- [Directions]:
Copy the following data exactly and drop the pictures.
+---+
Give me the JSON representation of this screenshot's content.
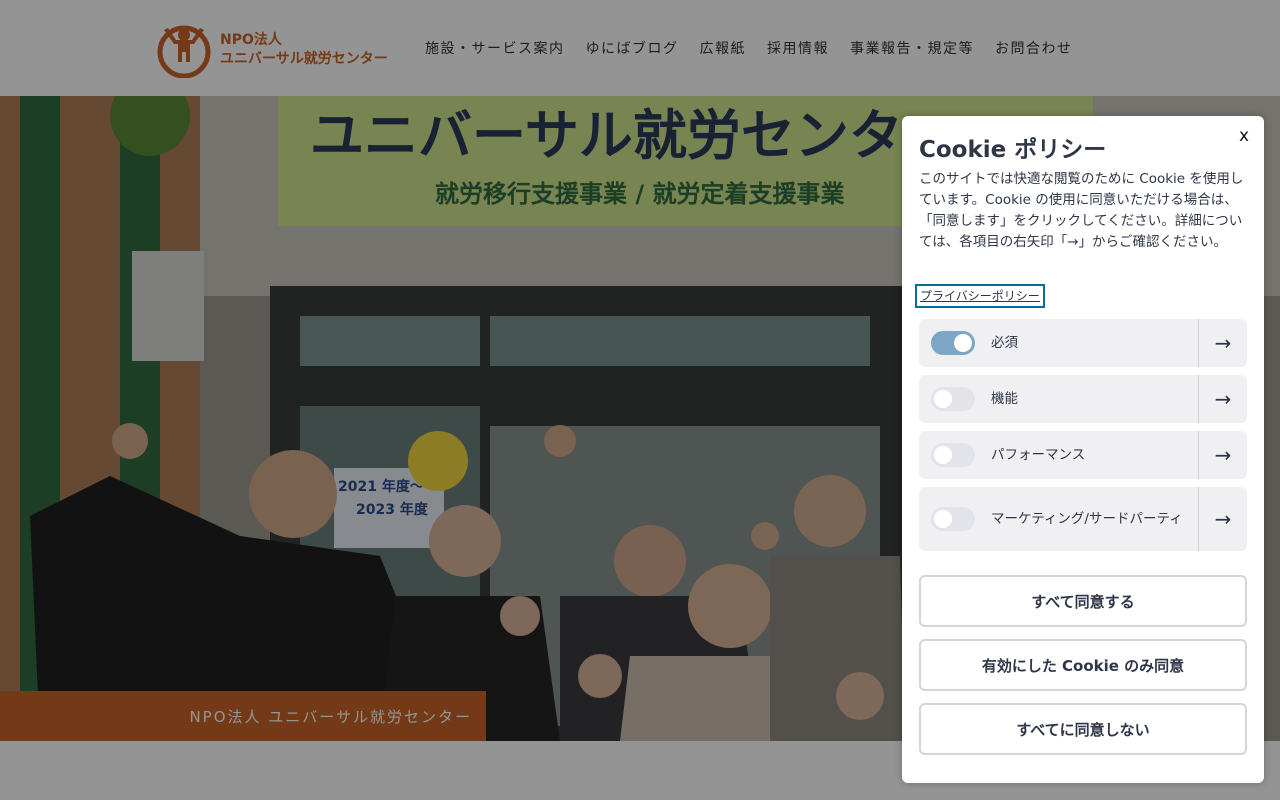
{
  "header": {
    "logo_line1": "NPO法人",
    "logo_line2": "ユニバーサル就労センター",
    "nav": [
      "施設・サービス案内",
      "ゆにばブログ",
      "広報紙",
      "採用情報",
      "事業報告・規定等",
      "お問合わせ"
    ]
  },
  "hero": {
    "sign_main": "ユニバーサル就労センター",
    "sign_sub": "就労移行支援事業 / 就労定着支援事業",
    "poster_text_1": "2021 年度～",
    "poster_text_2": "2023 年度",
    "band_text": "NPO法人 ユニバーサル就労センター"
  },
  "cookie": {
    "title": "Cookie ポリシー",
    "close_label": "x",
    "description": "このサイトでは快適な閲覧のために Cookie を使用しています。Cookie の使用に同意いただける場合は、「同意します」をクリックしてください。詳細については、各項目の右矢印「→」からご確認ください。",
    "privacy_link": "プライバシーポリシー",
    "categories": [
      {
        "label": "必須",
        "enabled": true,
        "arrow": "→"
      },
      {
        "label": "機能",
        "enabled": false,
        "arrow": "→"
      },
      {
        "label": "パフォーマンス",
        "enabled": false,
        "arrow": "→"
      },
      {
        "label": "マーケティング/サードパーティ",
        "enabled": false,
        "arrow": "→"
      }
    ],
    "buttons": {
      "accept_all": "すべて同意する",
      "accept_selected": "有効にした Cookie のみ同意",
      "reject_all": "すべてに同意しない"
    }
  },
  "colors": {
    "brand_orange": "#c8642a",
    "toggle_on": "#7da6c5",
    "text_dark": "#2e3648",
    "link_focus": "#0b6b9c"
  },
  "icons": {
    "logo": "person-raising-arms-icon",
    "category_arrow": "arrow-right-icon",
    "close": "close-icon"
  }
}
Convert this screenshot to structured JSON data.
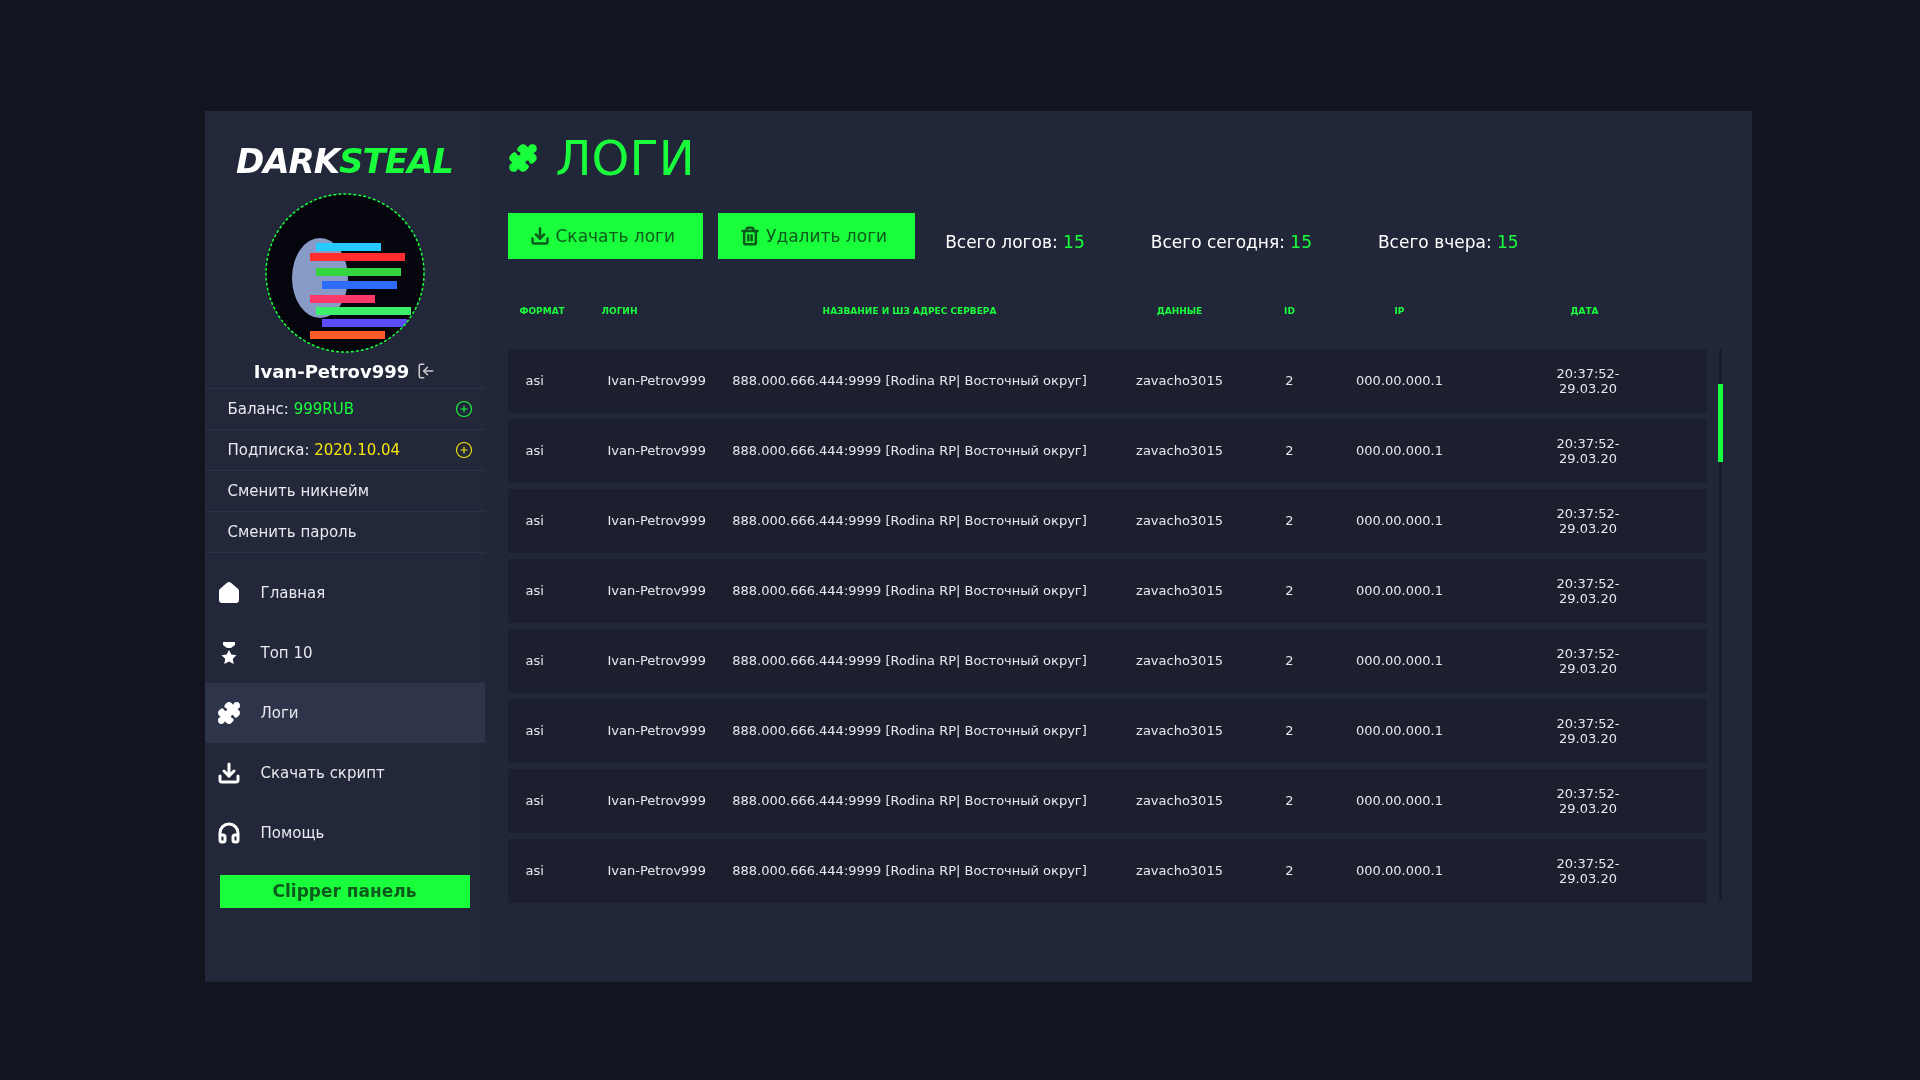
{
  "logo": {
    "part_1": "DARK",
    "part_2": "STEAL"
  },
  "user": {
    "name": "Ivan-Petrov999"
  },
  "account": [
    {
      "kind": "balance",
      "label": "Баланс:",
      "value": "999RUB",
      "color": "#19ff3c"
    },
    {
      "kind": "balance",
      "label": "Подписка:",
      "value": "2020.10.04",
      "color": "#f5e50f"
    },
    {
      "kind": "link",
      "label": "Сменить никнейм"
    },
    {
      "kind": "link",
      "label": "Сменить пароль"
    }
  ],
  "nav": [
    {
      "label": "Главная",
      "selected": false
    },
    {
      "label": "Топ 10",
      "selected": false
    },
    {
      "label": "Логи",
      "selected": true
    },
    {
      "label": "Скачать скрипт",
      "selected": false
    },
    {
      "label": "Помощь",
      "selected": false
    }
  ],
  "clipper_button": "Clipper панель",
  "page_title": "ЛОГИ",
  "actions": [
    {
      "label": "Скачать логи"
    },
    {
      "label": "Удалить логи"
    }
  ],
  "stats": [
    {
      "label": "Всего логов:",
      "value": "15"
    },
    {
      "label": "Всего сегодня:",
      "value": "15"
    },
    {
      "label": "Всего вчера:",
      "value": "15"
    }
  ],
  "table": {
    "columns": [
      "ФОРМАТ",
      "ЛОГИН",
      "НАЗВАНИЕ И ШЗ АДРЕС СЕРВЕРА",
      "ДАННЫЕ",
      "ID",
      "IP",
      "ДАТА"
    ],
    "rows": [
      [
        "asi",
        "Ivan-Petrov999",
        "888.000.666.444:9999 [Rodina RP| Восточный округ]",
        "zavacho3015",
        "2",
        "000.00.000.1",
        "20:37:52-\n29.03.20"
      ],
      [
        "asi",
        "Ivan-Petrov999",
        "888.000.666.444:9999 [Rodina RP| Восточный округ]",
        "zavacho3015",
        "2",
        "000.00.000.1",
        "20:37:52-\n29.03.20"
      ],
      [
        "asi",
        "Ivan-Petrov999",
        "888.000.666.444:9999 [Rodina RP| Восточный округ]",
        "zavacho3015",
        "2",
        "000.00.000.1",
        "20:37:52-\n29.03.20"
      ],
      [
        "asi",
        "Ivan-Petrov999",
        "888.000.666.444:9999 [Rodina RP| Восточный округ]",
        "zavacho3015",
        "2",
        "000.00.000.1",
        "20:37:52-\n29.03.20"
      ],
      [
        "asi",
        "Ivan-Petrov999",
        "888.000.666.444:9999 [Rodina RP| Восточный округ]",
        "zavacho3015",
        "2",
        "000.00.000.1",
        "20:37:52-\n29.03.20"
      ],
      [
        "asi",
        "Ivan-Petrov999",
        "888.000.666.444:9999 [Rodina RP| Восточный округ]",
        "zavacho3015",
        "2",
        "000.00.000.1",
        "20:37:52-\n29.03.20"
      ],
      [
        "asi",
        "Ivan-Petrov999",
        "888.000.666.444:9999 [Rodina RP| Восточный округ]",
        "zavacho3015",
        "2",
        "000.00.000.1",
        "20:37:52-\n29.03.20"
      ],
      [
        "asi",
        "Ivan-Petrov999",
        "888.000.666.444:9999 [Rodina RP| Восточный округ]",
        "zavacho3015",
        "2",
        "000.00.000.1",
        "20:37:52-\n29.03.20"
      ]
    ]
  }
}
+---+
- [Solution below]:
Give me the JSON representation of this screenshot's content.
{
  "header": {
    "logo_line1": "NPO法人",
    "logo_line2": "ユニバーサル就労センター",
    "nav": [
      "施設・サービス案内",
      "ゆにばブログ",
      "広報紙",
      "採用情報",
      "事業報告・規定等",
      "お問合わせ"
    ]
  },
  "hero": {
    "sign_main": "ユニバーサル就労センター",
    "sign_sub": "就労移行支援事業 / 就労定着支援事業",
    "poster_text_1": "2021 年度～",
    "poster_text_2": "2023 年度",
    "band_text": "NPO法人 ユニバーサル就労センター"
  },
  "cookie": {
    "title": "Cookie ポリシー",
    "close_label": "x",
    "description": "このサイトでは快適な閲覧のために Cookie を使用しています。Cookie の使用に同意いただける場合は、「同意します」をクリックしてください。詳細については、各項目の右矢印「→」からご確認ください。",
    "privacy_link": "プライバシーポリシー",
    "categories": [
      {
        "label": "必須",
        "enabled": true,
        "arrow": "→"
      },
      {
        "label": "機能",
        "enabled": false,
        "arrow": "→"
      },
      {
        "label": "パフォーマンス",
        "enabled": false,
        "arrow": "→"
      },
      {
        "label": "マーケティング/サードパーティ",
        "enabled": false,
        "arrow": "→"
      }
    ],
    "buttons": {
      "accept_all": "すべて同意する",
      "accept_selected": "有効にした Cookie のみ同意",
      "reject_all": "すべてに同意しない"
    }
  },
  "colors": {
    "brand_orange": "#c8642a",
    "toggle_on": "#7da6c5",
    "text_dark": "#2e3648",
    "link_focus": "#0b6b9c"
  },
  "icons": {
    "logo": "person-raising-arms-icon",
    "category_arrow": "arrow-right-icon",
    "close": "close-icon"
  }
}
Convert this screenshot to structured JSON data.
{
  "logo": {
    "part_1": "DARK",
    "part_2": "STEAL"
  },
  "user": {
    "name": "Ivan-Petrov999"
  },
  "account": [
    {
      "kind": "balance",
      "label": "Баланс:",
      "value": "999RUB",
      "color": "#19ff3c"
    },
    {
      "kind": "balance",
      "label": "Подписка:",
      "value": "2020.10.04",
      "color": "#f5e50f"
    },
    {
      "kind": "link",
      "label": "Сменить никнейм"
    },
    {
      "kind": "link",
      "label": "Сменить пароль"
    }
  ],
  "nav": [
    {
      "label": "Главная",
      "selected": false
    },
    {
      "label": "Топ 10",
      "selected": false
    },
    {
      "label": "Логи",
      "selected": true
    },
    {
      "label": "Скачать скрипт",
      "selected": false
    },
    {
      "label": "Помощь",
      "selected": false
    }
  ],
  "clipper_button": "Clipper панель",
  "page_title": "ЛОГИ",
  "actions": [
    {
      "label": "Скачать логи"
    },
    {
      "label": "Удалить логи"
    }
  ],
  "stats": [
    {
      "label": "Всего логов:",
      "value": "15"
    },
    {
      "label": "Всего сегодня:",
      "value": "15"
    },
    {
      "label": "Всего вчера:",
      "value": "15"
    }
  ],
  "table": {
    "columns": [
      "ФОРМАТ",
      "ЛОГИН",
      "НАЗВАНИЕ И ШЗ АДРЕС СЕРВЕРА",
      "ДАННЫЕ",
      "ID",
      "IP",
      "ДАТА"
    ],
    "rows": [
      [
        "asi",
        "Ivan-Petrov999",
        "888.000.666.444:9999 [Rodina RP| Восточный округ]",
        "zavacho3015",
        "2",
        "000.00.000.1",
        "20:37:52-\n29.03.20"
      ],
      [
        "asi",
        "Ivan-Petrov999",
        "888.000.666.444:9999 [Rodina RP| Восточный округ]",
        "zavacho3015",
        "2",
        "000.00.000.1",
        "20:37:52-\n29.03.20"
      ],
      [
        "asi",
        "Ivan-Petrov999",
        "888.000.666.444:9999 [Rodina RP| Восточный округ]",
        "zavacho3015",
        "2",
        "000.00.000.1",
        "20:37:52-\n29.03.20"
      ],
      [
        "asi",
        "Ivan-Petrov999",
        "888.000.666.444:9999 [Rodina RP| Восточный округ]",
        "zavacho3015",
        "2",
        "000.00.000.1",
        "20:37:52-\n29.03.20"
      ],
      [
        "asi",
        "Ivan-Petrov999",
        "888.000.666.444:9999 [Rodina RP| Восточный округ]",
        "zavacho3015",
        "2",
        "000.00.000.1",
        "20:37:52-\n29.03.20"
      ],
      [
        "asi",
        "Ivan-Petrov999",
        "888.000.666.444:9999 [Rodina RP| Восточный округ]",
        "zavacho3015",
        "2",
        "000.00.000.1",
        "20:37:52-\n29.03.20"
      ],
      [
        "asi",
        "Ivan-Petrov999",
        "888.000.666.444:9999 [Rodina RP| Восточный округ]",
        "zavacho3015",
        "2",
        "000.00.000.1",
        "20:37:52-\n29.03.20"
      ],
      [
        "asi",
        "Ivan-Petrov999",
        "888.000.666.444:9999 [Rodina RP| Восточный округ]",
        "zavacho3015",
        "2",
        "000.00.000.1",
        "20:37:52-\n29.03.20"
      ]
    ]
  }
}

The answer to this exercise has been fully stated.